**What is needed:** For the data below, please report each line where the word "avatar" is found.

[Entries from a dataset of interfaces]
******

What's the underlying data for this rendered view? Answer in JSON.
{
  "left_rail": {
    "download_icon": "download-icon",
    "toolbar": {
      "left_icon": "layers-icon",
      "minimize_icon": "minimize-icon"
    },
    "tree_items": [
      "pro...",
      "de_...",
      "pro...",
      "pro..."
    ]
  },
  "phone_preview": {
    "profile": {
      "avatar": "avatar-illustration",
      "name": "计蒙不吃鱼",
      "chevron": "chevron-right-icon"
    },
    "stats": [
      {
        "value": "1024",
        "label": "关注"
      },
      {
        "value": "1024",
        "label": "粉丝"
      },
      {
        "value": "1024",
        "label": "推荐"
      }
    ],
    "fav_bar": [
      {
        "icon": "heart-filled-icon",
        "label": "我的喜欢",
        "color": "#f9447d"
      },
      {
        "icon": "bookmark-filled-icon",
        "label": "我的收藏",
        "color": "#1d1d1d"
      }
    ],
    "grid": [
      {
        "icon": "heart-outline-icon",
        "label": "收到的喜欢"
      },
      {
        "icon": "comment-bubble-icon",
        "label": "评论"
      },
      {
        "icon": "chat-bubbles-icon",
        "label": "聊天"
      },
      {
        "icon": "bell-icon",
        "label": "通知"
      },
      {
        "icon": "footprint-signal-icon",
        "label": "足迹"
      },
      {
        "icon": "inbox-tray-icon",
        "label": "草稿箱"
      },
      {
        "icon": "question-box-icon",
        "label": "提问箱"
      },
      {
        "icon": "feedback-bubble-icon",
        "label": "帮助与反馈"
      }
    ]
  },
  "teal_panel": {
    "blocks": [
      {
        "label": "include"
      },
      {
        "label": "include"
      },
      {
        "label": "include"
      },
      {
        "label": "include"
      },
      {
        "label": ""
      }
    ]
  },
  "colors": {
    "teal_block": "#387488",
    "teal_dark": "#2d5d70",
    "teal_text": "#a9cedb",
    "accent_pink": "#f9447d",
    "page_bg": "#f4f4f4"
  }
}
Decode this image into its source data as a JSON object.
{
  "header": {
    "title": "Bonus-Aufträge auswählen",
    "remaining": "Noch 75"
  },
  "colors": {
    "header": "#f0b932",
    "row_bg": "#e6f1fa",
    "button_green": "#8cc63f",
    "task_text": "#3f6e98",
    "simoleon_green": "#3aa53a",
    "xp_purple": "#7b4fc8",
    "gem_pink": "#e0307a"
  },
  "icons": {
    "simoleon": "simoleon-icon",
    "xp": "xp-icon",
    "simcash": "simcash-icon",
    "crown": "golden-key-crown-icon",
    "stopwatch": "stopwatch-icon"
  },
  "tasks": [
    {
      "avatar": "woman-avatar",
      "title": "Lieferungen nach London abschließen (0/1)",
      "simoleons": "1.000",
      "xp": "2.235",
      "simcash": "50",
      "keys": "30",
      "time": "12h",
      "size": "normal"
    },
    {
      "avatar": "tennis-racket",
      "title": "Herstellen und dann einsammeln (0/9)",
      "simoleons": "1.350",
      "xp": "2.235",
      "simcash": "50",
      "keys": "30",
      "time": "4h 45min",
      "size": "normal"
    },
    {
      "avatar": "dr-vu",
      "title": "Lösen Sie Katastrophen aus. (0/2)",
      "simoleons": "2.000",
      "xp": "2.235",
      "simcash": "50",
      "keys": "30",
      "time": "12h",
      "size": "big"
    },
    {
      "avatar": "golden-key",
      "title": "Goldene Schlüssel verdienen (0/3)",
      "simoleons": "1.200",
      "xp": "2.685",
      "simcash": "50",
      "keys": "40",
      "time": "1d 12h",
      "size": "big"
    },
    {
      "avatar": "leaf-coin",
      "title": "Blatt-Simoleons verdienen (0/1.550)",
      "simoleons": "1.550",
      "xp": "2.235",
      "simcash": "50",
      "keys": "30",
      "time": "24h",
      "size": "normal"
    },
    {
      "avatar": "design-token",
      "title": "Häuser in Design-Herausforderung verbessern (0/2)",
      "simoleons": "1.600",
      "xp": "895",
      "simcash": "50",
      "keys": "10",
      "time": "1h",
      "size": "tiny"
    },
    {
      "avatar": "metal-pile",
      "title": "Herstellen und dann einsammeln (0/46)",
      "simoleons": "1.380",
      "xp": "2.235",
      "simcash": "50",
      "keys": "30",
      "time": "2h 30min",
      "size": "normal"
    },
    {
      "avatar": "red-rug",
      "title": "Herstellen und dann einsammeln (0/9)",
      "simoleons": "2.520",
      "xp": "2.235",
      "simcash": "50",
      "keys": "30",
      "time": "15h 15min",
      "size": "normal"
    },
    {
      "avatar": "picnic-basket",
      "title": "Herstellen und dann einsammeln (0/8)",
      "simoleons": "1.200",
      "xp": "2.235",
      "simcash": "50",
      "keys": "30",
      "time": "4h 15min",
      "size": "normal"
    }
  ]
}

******

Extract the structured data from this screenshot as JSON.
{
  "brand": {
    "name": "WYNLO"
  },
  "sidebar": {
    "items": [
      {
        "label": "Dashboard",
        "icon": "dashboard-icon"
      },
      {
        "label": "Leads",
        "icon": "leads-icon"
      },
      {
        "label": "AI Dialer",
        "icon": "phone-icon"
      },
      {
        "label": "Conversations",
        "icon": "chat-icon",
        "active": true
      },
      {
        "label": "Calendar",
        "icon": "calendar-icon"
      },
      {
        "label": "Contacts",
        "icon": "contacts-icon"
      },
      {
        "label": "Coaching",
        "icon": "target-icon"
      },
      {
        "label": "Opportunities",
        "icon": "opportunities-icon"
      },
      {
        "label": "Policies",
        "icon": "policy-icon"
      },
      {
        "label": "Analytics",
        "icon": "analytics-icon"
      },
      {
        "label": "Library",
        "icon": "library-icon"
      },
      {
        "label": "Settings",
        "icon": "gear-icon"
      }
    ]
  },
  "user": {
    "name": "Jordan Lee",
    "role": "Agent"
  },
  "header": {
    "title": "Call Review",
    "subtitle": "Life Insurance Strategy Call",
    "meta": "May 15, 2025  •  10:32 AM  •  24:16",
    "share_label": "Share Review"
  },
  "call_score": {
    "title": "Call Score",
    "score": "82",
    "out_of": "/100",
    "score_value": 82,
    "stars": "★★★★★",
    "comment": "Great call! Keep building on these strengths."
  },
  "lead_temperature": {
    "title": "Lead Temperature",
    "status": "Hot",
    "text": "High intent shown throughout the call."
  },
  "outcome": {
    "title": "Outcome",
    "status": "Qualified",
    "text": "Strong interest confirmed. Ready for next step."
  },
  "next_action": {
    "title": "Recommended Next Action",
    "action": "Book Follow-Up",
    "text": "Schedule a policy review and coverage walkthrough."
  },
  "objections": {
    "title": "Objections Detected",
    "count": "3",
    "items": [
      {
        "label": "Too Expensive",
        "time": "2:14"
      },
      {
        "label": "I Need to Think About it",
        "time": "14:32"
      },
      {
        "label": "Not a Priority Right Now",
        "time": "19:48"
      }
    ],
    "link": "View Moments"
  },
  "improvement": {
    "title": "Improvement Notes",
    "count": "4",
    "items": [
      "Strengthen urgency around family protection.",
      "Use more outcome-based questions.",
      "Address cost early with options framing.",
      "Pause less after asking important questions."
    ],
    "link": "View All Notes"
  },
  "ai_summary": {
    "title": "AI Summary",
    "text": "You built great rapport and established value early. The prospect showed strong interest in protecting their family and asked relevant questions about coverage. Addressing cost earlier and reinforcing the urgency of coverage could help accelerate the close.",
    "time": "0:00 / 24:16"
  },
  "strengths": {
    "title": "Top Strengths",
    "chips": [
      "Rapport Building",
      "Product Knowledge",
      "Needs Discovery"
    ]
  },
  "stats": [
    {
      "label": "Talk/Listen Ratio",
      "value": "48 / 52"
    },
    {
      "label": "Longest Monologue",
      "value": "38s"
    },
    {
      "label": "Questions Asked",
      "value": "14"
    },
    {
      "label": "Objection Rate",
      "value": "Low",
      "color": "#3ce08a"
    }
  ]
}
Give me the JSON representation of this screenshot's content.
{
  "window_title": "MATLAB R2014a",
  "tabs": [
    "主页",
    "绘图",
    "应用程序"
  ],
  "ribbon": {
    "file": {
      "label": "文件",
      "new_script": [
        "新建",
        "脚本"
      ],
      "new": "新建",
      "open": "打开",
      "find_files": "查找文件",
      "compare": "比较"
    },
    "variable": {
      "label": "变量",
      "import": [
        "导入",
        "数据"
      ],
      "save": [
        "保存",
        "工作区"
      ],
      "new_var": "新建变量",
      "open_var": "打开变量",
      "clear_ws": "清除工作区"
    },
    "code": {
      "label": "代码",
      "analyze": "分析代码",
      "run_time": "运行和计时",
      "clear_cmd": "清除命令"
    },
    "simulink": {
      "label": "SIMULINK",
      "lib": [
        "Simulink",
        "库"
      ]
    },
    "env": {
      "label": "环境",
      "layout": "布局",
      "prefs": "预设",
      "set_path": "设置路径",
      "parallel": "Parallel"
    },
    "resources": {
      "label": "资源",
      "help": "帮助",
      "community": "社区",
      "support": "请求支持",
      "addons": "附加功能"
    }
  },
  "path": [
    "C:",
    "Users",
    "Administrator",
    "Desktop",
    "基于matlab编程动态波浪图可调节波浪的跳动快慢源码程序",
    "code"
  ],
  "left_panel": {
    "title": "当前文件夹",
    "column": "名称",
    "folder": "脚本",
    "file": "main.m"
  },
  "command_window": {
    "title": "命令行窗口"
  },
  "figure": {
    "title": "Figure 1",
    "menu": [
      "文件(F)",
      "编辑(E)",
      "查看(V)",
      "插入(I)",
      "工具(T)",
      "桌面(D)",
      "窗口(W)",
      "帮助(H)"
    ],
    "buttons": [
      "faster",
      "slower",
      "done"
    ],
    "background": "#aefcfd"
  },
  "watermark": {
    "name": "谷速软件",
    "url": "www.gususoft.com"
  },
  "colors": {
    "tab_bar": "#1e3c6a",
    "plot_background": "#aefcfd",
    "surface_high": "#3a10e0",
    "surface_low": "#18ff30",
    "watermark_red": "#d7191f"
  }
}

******

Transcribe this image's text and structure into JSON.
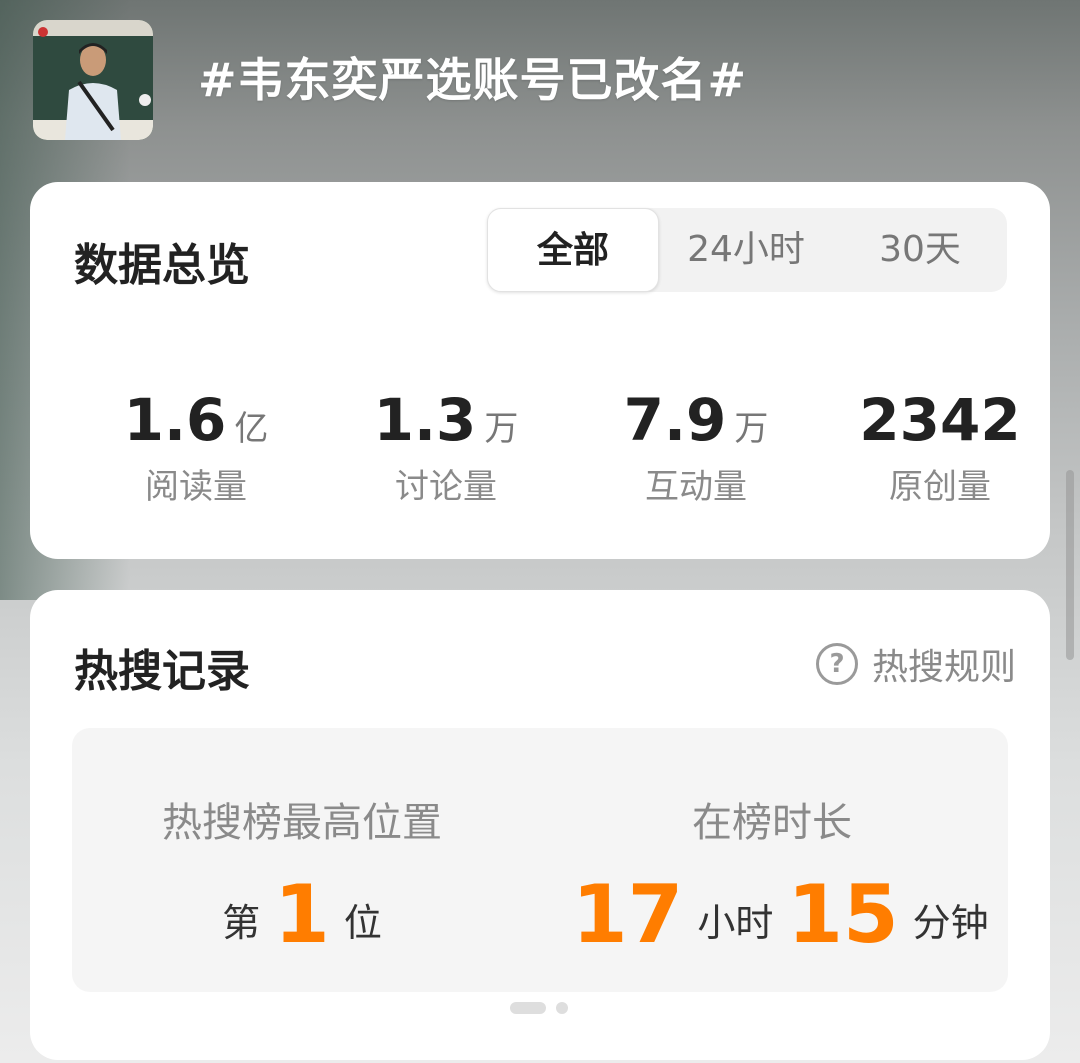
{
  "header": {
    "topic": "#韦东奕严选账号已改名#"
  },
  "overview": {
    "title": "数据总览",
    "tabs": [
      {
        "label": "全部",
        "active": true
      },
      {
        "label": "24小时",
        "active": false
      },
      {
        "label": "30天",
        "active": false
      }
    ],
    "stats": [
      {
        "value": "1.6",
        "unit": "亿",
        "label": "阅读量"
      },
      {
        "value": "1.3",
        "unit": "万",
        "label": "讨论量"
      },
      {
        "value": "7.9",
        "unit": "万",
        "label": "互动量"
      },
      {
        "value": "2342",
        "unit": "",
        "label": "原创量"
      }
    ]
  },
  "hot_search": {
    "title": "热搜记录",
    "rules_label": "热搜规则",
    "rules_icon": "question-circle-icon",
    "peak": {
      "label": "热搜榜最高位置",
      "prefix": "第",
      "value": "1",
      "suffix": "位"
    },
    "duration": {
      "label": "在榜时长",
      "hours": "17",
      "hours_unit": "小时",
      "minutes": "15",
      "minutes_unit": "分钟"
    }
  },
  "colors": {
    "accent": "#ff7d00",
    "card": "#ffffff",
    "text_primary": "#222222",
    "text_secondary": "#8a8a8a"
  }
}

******

**The completed task:**
      "avatar": "avatar-illustration",
      "avatar": "woman-avatar",
      "avatar": "tennis-racket",
      "avatar": "dr-vu",
      "avatar": "golden-key",
      "avatar": "leaf-coin",
      "avatar": "design-token",
      "avatar": "metal-pile",
      "avatar": "red-rug",
      "avatar": "picnic-basket",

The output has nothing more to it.